Extracted records
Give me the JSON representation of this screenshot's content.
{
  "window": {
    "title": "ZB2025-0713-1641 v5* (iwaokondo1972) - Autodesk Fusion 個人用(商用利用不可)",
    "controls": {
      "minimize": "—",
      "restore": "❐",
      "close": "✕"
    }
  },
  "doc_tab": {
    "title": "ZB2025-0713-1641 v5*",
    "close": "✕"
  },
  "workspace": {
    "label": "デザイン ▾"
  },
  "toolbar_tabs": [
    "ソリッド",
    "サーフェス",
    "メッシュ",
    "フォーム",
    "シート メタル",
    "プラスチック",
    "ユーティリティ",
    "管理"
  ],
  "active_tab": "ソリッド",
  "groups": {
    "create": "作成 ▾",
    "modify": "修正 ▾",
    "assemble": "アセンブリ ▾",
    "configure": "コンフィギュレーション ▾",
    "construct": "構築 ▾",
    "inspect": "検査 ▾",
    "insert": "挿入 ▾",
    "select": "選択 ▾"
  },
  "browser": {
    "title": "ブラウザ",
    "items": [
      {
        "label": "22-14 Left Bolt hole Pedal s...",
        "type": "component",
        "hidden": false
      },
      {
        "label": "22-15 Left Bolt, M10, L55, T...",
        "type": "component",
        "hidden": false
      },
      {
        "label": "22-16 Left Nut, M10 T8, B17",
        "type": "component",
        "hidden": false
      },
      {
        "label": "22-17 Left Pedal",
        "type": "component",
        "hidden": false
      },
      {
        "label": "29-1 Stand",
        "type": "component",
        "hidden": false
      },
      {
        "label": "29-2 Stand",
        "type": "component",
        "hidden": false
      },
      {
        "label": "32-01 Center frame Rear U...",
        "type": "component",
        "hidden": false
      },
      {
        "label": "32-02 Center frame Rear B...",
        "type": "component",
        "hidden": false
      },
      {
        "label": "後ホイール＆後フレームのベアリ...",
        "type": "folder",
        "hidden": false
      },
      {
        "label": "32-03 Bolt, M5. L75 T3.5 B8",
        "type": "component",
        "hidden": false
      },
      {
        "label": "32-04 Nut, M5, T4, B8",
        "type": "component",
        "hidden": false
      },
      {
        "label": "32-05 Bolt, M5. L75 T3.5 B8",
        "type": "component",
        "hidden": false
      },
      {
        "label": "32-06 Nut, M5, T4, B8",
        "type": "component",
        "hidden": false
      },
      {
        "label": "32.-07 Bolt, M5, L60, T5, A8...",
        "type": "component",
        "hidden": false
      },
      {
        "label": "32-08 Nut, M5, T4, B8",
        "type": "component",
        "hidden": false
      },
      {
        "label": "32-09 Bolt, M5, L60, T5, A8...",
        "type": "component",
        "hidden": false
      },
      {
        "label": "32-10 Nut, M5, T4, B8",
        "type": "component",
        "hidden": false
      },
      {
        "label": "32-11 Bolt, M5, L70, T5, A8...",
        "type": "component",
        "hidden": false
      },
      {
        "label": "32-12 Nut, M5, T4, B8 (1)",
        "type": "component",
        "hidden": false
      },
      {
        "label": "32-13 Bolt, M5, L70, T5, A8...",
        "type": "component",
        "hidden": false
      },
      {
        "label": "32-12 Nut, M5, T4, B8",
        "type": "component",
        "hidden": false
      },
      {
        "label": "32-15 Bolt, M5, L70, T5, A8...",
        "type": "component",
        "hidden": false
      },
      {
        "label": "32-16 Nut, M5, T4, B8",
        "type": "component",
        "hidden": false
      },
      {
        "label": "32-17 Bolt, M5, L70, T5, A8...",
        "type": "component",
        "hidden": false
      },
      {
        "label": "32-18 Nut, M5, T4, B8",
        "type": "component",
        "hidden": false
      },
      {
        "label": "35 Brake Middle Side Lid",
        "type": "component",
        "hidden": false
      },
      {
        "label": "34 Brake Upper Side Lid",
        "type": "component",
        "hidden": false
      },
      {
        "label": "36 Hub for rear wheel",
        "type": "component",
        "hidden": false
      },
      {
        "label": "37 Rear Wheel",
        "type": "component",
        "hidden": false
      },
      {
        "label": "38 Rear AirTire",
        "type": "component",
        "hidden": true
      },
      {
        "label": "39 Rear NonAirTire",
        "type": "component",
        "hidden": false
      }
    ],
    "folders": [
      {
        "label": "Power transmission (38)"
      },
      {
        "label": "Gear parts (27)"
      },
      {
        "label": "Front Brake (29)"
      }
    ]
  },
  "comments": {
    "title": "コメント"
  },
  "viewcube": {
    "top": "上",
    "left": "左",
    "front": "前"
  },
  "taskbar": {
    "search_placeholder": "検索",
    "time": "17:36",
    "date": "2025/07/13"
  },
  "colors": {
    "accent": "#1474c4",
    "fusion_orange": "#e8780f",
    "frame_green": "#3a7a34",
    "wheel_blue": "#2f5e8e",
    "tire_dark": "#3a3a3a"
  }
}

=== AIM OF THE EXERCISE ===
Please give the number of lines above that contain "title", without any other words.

=== RESPONSE TO THIS TASK ===
4